Dataset items:
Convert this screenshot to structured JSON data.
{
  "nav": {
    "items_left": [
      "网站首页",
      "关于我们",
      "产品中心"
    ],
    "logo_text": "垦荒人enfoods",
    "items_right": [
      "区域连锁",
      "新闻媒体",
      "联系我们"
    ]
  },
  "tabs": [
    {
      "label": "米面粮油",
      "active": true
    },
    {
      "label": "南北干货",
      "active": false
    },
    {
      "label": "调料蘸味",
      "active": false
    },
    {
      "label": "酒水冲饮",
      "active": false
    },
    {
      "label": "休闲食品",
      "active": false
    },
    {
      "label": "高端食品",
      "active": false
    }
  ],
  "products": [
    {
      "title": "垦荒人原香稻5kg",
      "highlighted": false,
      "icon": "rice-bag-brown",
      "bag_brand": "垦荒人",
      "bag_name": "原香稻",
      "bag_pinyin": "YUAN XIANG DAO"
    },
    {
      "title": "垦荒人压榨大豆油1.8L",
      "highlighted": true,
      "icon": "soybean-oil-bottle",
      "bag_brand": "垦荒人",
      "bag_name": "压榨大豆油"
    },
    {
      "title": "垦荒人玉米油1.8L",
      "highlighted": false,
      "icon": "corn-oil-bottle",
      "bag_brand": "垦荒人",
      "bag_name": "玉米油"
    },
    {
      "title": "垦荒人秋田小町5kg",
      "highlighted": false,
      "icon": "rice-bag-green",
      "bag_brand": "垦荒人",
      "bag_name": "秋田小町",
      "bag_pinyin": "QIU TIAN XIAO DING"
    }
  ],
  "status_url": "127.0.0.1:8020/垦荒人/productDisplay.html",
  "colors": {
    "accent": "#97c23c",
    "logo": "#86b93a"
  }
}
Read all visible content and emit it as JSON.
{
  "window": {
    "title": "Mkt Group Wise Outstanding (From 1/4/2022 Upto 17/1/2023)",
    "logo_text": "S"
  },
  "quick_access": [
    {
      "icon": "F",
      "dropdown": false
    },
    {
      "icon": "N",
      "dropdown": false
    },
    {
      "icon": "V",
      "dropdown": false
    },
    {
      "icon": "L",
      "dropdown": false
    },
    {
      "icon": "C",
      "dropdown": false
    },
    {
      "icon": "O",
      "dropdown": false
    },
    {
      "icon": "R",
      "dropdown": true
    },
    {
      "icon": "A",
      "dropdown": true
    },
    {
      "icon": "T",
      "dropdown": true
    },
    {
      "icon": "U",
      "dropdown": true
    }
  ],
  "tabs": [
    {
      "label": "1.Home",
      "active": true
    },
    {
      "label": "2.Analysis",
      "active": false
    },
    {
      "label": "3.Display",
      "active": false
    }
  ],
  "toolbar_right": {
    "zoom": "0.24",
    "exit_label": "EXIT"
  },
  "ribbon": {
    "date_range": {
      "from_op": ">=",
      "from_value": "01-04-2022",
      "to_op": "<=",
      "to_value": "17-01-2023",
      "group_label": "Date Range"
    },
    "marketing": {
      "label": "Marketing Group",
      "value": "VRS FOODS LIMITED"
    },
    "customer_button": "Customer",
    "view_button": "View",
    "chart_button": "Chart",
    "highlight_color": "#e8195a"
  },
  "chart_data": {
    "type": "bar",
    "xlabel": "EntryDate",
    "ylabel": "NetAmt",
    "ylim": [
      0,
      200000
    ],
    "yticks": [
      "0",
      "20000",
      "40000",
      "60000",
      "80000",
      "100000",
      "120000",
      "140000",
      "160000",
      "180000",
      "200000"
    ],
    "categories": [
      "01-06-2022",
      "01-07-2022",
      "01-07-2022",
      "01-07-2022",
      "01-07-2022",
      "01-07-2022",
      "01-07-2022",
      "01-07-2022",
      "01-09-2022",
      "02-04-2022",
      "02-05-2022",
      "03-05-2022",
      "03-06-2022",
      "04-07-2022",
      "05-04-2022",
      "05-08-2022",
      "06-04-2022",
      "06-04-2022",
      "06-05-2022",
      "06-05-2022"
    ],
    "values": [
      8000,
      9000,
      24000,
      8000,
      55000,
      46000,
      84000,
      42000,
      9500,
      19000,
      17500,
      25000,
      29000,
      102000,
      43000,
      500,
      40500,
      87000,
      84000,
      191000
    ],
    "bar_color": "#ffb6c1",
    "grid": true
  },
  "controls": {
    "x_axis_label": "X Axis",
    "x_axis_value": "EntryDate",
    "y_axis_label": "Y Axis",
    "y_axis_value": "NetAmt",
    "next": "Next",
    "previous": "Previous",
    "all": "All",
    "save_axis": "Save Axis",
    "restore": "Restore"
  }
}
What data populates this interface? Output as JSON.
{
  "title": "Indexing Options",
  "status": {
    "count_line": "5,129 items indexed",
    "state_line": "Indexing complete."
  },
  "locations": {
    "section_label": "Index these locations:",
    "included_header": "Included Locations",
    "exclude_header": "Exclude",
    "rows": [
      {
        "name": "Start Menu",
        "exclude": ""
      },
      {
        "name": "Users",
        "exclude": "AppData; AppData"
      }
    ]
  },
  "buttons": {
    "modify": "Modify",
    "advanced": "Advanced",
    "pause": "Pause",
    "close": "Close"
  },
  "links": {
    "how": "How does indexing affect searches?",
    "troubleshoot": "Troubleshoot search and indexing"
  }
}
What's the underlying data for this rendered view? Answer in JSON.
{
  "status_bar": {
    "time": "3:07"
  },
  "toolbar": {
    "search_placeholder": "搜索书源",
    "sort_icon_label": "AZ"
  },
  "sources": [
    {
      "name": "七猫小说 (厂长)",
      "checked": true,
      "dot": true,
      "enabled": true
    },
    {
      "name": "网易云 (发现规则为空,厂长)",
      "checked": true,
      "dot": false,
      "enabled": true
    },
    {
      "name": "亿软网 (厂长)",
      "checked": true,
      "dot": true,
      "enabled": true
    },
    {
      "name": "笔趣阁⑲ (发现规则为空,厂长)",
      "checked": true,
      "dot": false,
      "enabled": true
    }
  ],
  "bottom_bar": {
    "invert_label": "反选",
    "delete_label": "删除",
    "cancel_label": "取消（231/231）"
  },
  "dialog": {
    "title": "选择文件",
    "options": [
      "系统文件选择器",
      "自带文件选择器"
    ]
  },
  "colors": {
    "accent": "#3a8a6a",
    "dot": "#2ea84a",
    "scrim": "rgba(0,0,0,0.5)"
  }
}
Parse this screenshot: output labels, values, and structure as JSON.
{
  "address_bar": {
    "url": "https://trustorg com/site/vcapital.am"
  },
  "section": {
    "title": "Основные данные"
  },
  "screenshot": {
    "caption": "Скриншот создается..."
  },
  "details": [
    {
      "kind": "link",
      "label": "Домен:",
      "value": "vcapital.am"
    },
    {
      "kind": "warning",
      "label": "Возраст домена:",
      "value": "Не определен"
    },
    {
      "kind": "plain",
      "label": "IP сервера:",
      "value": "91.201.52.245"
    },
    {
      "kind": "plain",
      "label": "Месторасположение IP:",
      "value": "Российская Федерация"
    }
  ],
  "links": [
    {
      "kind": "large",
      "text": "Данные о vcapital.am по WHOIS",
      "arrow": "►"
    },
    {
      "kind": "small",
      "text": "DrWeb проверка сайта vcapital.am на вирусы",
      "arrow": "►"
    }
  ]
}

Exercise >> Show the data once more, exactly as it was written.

Task result >>
Convert this screenshot to structured JSON data.
{
  "nav": {
    "items_left": [
      "网站首页",
      "关于我们",
      "产品中心"
    ],
    "logo_text": "垦荒人enfoods",
    "items_right": [
      "区域连锁",
      "新闻媒体",
      "联系我们"
    ]
  },
  "tabs": [
    {
      "label": "米面粮油",
      "active": true
    },
    {
      "label": "南北干货",
      "active": false
    },
    {
      "label": "调料蘸味",
      "active": false
    },
    {
      "label": "酒水冲饮",
      "active": false
    },
    {
      "label": "休闲食品",
      "active": false
    },
    {
      "label": "高端食品",
      "active": false
    }
  ],
  "products": [
    {
      "title": "垦荒人原香稻5kg",
      "highlighted": false,
      "icon": "rice-bag-brown",
      "bag_brand": "垦荒人",
      "bag_name": "原香稻",
      "bag_pinyin": "YUAN XIANG DAO"
    },
    {
      "title": "垦荒人压榨大豆油1.8L",
      "highlighted": true,
      "icon": "soybean-oil-bottle",
      "bag_brand": "垦荒人",
      "bag_name": "压榨大豆油"
    },
    {
      "title": "垦荒人玉米油1.8L",
      "highlighted": false,
      "icon": "corn-oil-bottle",
      "bag_brand": "垦荒人",
      "bag_name": "玉米油"
    },
    {
      "title": "垦荒人秋田小町5kg",
      "highlighted": false,
      "icon": "rice-bag-green",
      "bag_brand": "垦荒人",
      "bag_name": "秋田小町",
      "bag_pinyin": "QIU TIAN XIAO DING"
    }
  ],
  "status_url": "127.0.0.1:8020/垦荒人/productDisplay.html",
  "colors": {
    "accent": "#97c23c",
    "logo": "#86b93a"
  }
}
Read all visible content and emit it as JSON.
{
  "window": {
    "title": "Mkt Group Wise Outstanding (From 1/4/2022 Upto 17/1/2023)",
    "logo_text": "S"
  },
  "quick_access": [
    {
      "icon": "F",
      "dropdown": false
    },
    {
      "icon": "N",
      "dropdown": false
    },
    {
      "icon": "V",
      "dropdown": false
    },
    {
      "icon": "L",
      "dropdown": false
    },
    {
      "icon": "C",
      "dropdown": false
    },
    {
      "icon": "O",
      "dropdown": false
    },
    {
      "icon": "R",
      "dropdown": true
    },
    {
      "icon": "A",
      "dropdown": true
    },
    {
      "icon": "T",
      "dropdown": true
    },
    {
      "icon": "U",
      "dropdown": true
    }
  ],
  "tabs": [
    {
      "label": "1.Home",
      "active": true
    },
    {
      "label": "2.Analysis",
      "active": false
    },
    {
      "label": "3.Display",
      "active": false
    }
  ],
  "toolbar_right": {
    "zoom": "0.24",
    "exit_label": "EXIT"
  },
  "ribbon": {
    "date_range": {
      "from_op": ">=",
      "from_value": "01-04-2022",
      "to_op": "<=",
      "to_value": "17-01-2023",
      "group_label": "Date Range"
    },
    "marketing": {
      "label": "Marketing Group",
      "value": "VRS FOODS LIMITED"
    },
    "customer_button": "Customer",
    "view_button": "View",
    "chart_button": "Chart",
    "highlight_color": "#e8195a"
  },
  "chart_data": {
    "type": "bar",
    "xlabel": "EntryDate",
    "ylabel": "NetAmt",
    "ylim": [
      0,
      200000
    ],
    "yticks": [
      "0",
      "20000",
      "40000",
      "60000",
      "80000",
      "100000",
      "120000",
      "140000",
      "160000",
      "180000",
      "200000"
    ],
    "categories": [
      "01-06-2022",
      "01-07-2022",
      "01-07-2022",
      "01-07-2022",
      "01-07-2022",
      "01-07-2022",
      "01-07-2022",
      "01-07-2022",
      "01-09-2022",
      "02-04-2022",
      "02-05-2022",
      "03-05-2022",
      "03-06-2022",
      "04-07-2022",
      "05-04-2022",
      "05-08-2022",
      "06-04-2022",
      "06-04-2022",
      "06-05-2022",
      "06-05-2022"
    ],
    "values": [
      8000,
      9000,
      24000,
      8000,
      55000,
      46000,
      84000,
      42000,
      9500,
      19000,
      17500,
      25000,
      29000,
      102000,
      43000,
      500,
      40500,
      87000,
      84000,
      191000
    ],
    "bar_color": "#ffb6c1",
    "grid": true
  },
  "controls": {
    "x_axis_label": "X Axis",
    "x_axis_value": "EntryDate",
    "y_axis_label": "Y Axis",
    "y_axis_value": "NetAmt",
    "next": "Next",
    "previous": "Previous",
    "all": "All",
    "save_axis": "Save Axis",
    "restore": "Restore"
  }
}
What data populates this interface? Output as JSON.
{
  "title": "Indexing Options",
  "status": {
    "count_line": "5,129 items indexed",
    "state_line": "Indexing complete."
  },
  "locations": {
    "section_label": "Index these locations:",
    "included_header": "Included Locations",
    "exclude_header": "Exclude",
    "rows": [
      {
        "name": "Start Menu",
        "exclude": ""
      },
      {
        "name": "Users",
        "exclude": "AppData; AppData"
      }
    ]
  },
  "buttons": {
    "modify": "Modify",
    "advanced": "Advanced",
    "pause": "Pause",
    "close": "Close"
  },
  "links": {
    "how": "How does indexing affect searches?",
    "troubleshoot": "Troubleshoot search and indexing"
  }
}
What's the underlying data for this rendered view? Answer in JSON.
{
  "status_bar": {
    "time": "3:07"
  },
  "toolbar": {
    "search_placeholder": "搜索书源",
    "sort_icon_label": "AZ"
  },
  "sources": [
    {
      "name": "七猫小说 (厂长)",
      "checked": true,
      "dot": true,
      "enabled": true
    },
    {
      "name": "网易云 (发现规则为空,厂长)",
      "checked": true,
      "dot": false,
      "enabled": true
    },
    {
      "name": "亿软网 (厂长)",
      "checked": true,
      "dot": true,
      "enabled": true
    },
    {
      "name": "笔趣阁⑲ (发现规则为空,厂长)",
      "checked": true,
      "dot": false,
      "enabled": true
    }
  ],
  "bottom_bar": {
    "invert_label": "反选",
    "delete_label": "删除",
    "cancel_label": "取消（231/231）"
  },
  "dialog": {
    "title": "选择文件",
    "options": [
      "系统文件选择器",
      "自带文件选择器"
    ]
  },
  "colors": {
    "accent": "#3a8a6a",
    "dot": "#2ea84a",
    "scrim": "rgba(0,0,0,0.5)"
  }
}
Parse this screenshot: output labels, values, and structure as JSON.
{
  "address_bar": {
    "url": "https://trustorg com/site/vcapital.am"
  },
  "section": {
    "title": "Основные данные"
  },
  "screenshot": {
    "caption": "Скриншот создается..."
  },
  "details": [
    {
      "kind": "link",
      "label": "Домен:",
      "value": "vcapital.am"
    },
    {
      "kind": "warning",
      "label": "Возраст домена:",
      "value": "Не определен"
    },
    {
      "kind": "plain",
      "label": "IP сервера:",
      "value": "91.201.52.245"
    },
    {
      "kind": "plain",
      "label": "Месторасположение IP:",
      "value": "Российская Федерация"
    }
  ],
  "links": [
    {
      "kind": "large",
      "text": "Данные о vcapital.am по WHOIS",
      "arrow": "►"
    },
    {
      "kind": "small",
      "text": "DrWeb проверка сайта vcapital.am на вирусы",
      "arrow": "►"
    }
  ]
}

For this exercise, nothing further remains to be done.